Removing tulip bulbs after blooming and replanting in fall


I was told that one should take out the bulbs after they have bloomed and died down and replant them in the fall of that year, in order for the plants to bloom the next spring and come back the same size as the original tulip blooms. Is that correct and if so, how should the bulbs be stored over the summer?


Dear gardener, thank you for contacting the Toronto Master Gardeners.

What you are describing is the method growers use in Holland for their field tulips. For a home owner, you can keep them in the ground. The reality is that, with the intensive process of hybridization, tulips only bloom for 2-3 years and then all you see is the green leaves coming up, but no flower.

There are several options we can offer you:

1. Try species tulips rather than hybridized ones.

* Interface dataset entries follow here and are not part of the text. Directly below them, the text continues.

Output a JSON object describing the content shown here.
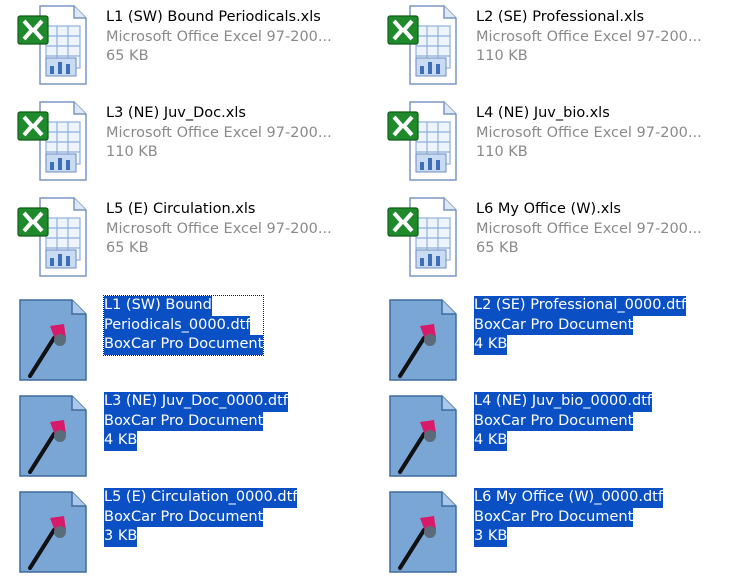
{
  "files": [
    {
      "type": "xls",
      "name": "L1 (SW)  Bound Periodicals.xls",
      "desc": "Microsoft Office Excel 97-200...",
      "size": "65 KB",
      "icon": "excel-file-icon"
    },
    {
      "type": "xls",
      "name": "L2 (SE) Professional.xls",
      "desc": "Microsoft Office Excel 97-200...",
      "size": "110 KB",
      "icon": "excel-file-icon"
    },
    {
      "type": "xls",
      "name": "L3 (NE) Juv_Doc.xls",
      "desc": "Microsoft Office Excel 97-200...",
      "size": "110 KB",
      "icon": "excel-file-icon"
    },
    {
      "type": "xls",
      "name": "L4 (NE) Juv_bio.xls",
      "desc": "Microsoft Office Excel 97-200...",
      "size": "110 KB",
      "icon": "excel-file-icon"
    },
    {
      "type": "xls",
      "name": "L5 (E) Circulation.xls",
      "desc": "Microsoft Office Excel 97-200...",
      "size": "65 KB",
      "icon": "excel-file-icon"
    },
    {
      "type": "xls",
      "name": "L6 My Office (W).xls",
      "desc": "Microsoft Office Excel 97-200...",
      "size": "65 KB",
      "icon": "excel-file-icon"
    },
    {
      "type": "dtf",
      "name_line1": "L1 (SW)  Bound",
      "name_line2": "Periodicals_0000.dtf",
      "desc": "BoxCar Pro Document",
      "icon": "boxcar-document-icon"
    },
    {
      "type": "dtf",
      "name": "L2 (SE) Professional_0000.dtf",
      "desc": "BoxCar Pro Document",
      "size": "4 KB",
      "icon": "boxcar-document-icon"
    },
    {
      "type": "dtf",
      "name": "L3 (NE) Juv_Doc_0000.dtf",
      "desc": "BoxCar Pro Document",
      "size": "4 KB",
      "icon": "boxcar-document-icon"
    },
    {
      "type": "dtf",
      "name": "L4 (NE) Juv_bio_0000.dtf",
      "desc": "BoxCar Pro Document",
      "size": "4 KB",
      "icon": "boxcar-document-icon"
    },
    {
      "type": "dtf",
      "name": "L5 (E) Circulation_0000.dtf",
      "desc": "BoxCar Pro Document",
      "size": "3 KB",
      "icon": "boxcar-document-icon"
    },
    {
      "type": "dtf",
      "name": "L6 My Office (W)_0000.dtf",
      "desc": "BoxCar Pro Document",
      "size": "3 KB",
      "icon": "boxcar-document-icon"
    }
  ],
  "colors": {
    "selection": "#0a50c4",
    "excel_green": "#1f8a2c",
    "doc_blue": "#7aa6d6"
  }
}
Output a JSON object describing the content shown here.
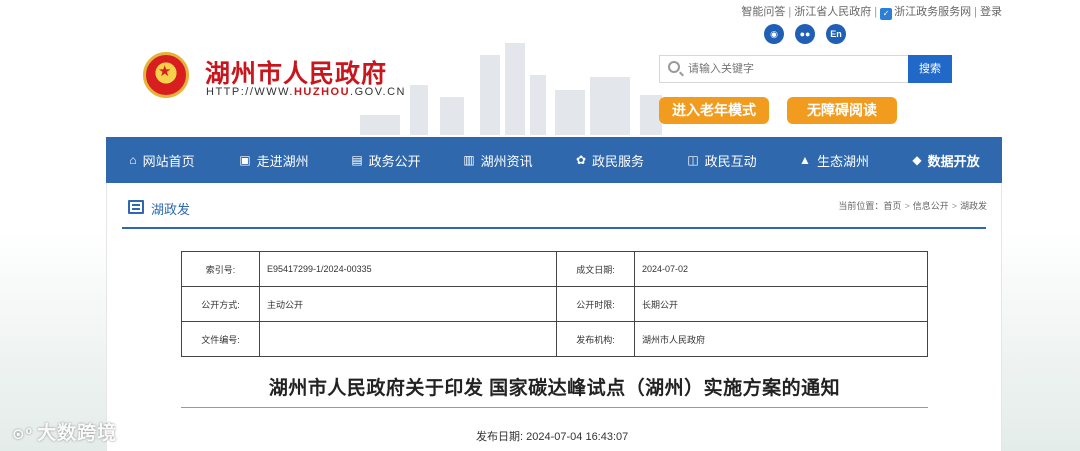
{
  "top_links": {
    "qa": "智能问答",
    "province_gov": "浙江省人民政府",
    "zj_service": "浙江政务服务网",
    "login": "登录"
  },
  "social": {
    "weibo_icon": "weibo-icon",
    "wechat_icon": "wechat-icon",
    "english_label": "En"
  },
  "header": {
    "site_title": "湖州市人民政府",
    "site_url_prefix": "HTTP://WWW.",
    "site_url_brand": "HUZHOU",
    "site_url_suffix": ".GOV.CN"
  },
  "search": {
    "placeholder": "请输入关键字",
    "button_label": "搜索"
  },
  "mode_buttons": {
    "elder_mode": "进入老年模式",
    "accessible_reading": "无障碍阅读"
  },
  "nav": {
    "items": [
      {
        "label": "网站首页",
        "icon": "⌂"
      },
      {
        "label": "走进湖州",
        "icon": "▣"
      },
      {
        "label": "政务公开",
        "icon": "▤"
      },
      {
        "label": "湖州资讯",
        "icon": "▥"
      },
      {
        "label": "政民服务",
        "icon": "✿"
      },
      {
        "label": "政民互动",
        "icon": "◫"
      },
      {
        "label": "生态湖州",
        "icon": "▲"
      },
      {
        "label": "数据开放",
        "icon": "◆"
      }
    ]
  },
  "page": {
    "category": "湖政发",
    "breadcrumb": {
      "prefix": "当前位置：",
      "home": "首页",
      "section": "信息公开",
      "current": "湖政发"
    }
  },
  "info_table": {
    "rows": [
      {
        "label1": "索引号:",
        "value1": "E95417299-1/2024-00335",
        "label2": "成文日期:",
        "value2": "2024-07-02"
      },
      {
        "label1": "公开方式:",
        "value1": "主动公开",
        "label2": "公开时限:",
        "value2": "长期公开"
      },
      {
        "label1": "文件编号:",
        "value1": "",
        "label2": "发布机构:",
        "value2": "湖州市人民政府"
      }
    ]
  },
  "document": {
    "title": "湖州市人民政府关于印发 国家碳达峰试点（湖州）实施方案的通知",
    "publish_label": "发布日期:",
    "publish_time": "2024-07-04 16:43:07"
  },
  "watermark": {
    "text": "大数跨境"
  },
  "colors": {
    "brand_red": "#c8161d",
    "nav_blue": "#2f68ad",
    "search_blue": "#2069c8",
    "accent_orange": "#f29c1f"
  }
}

These are a bit smaller but are truer to the original, most are resistant to zone 3 and they naturalize beautifully. One additional advantage is that the squirrels do not seem to bother them!

2. Once the bulb is at the stage that only the green foliage survives, you can dig the bulb and grow its ‘bulbets’. Although it will take a few years for the babies to bloom, it will be a nice way to keep your favourite hybrids. Please see the following link to a post referring to this method:

Relocating tulips that flower poorly

Also, if you would like to learn more about tulips, you can check our gardening guide on this topic at the following link:

Good luck which ever way you decide to take and happy gardening.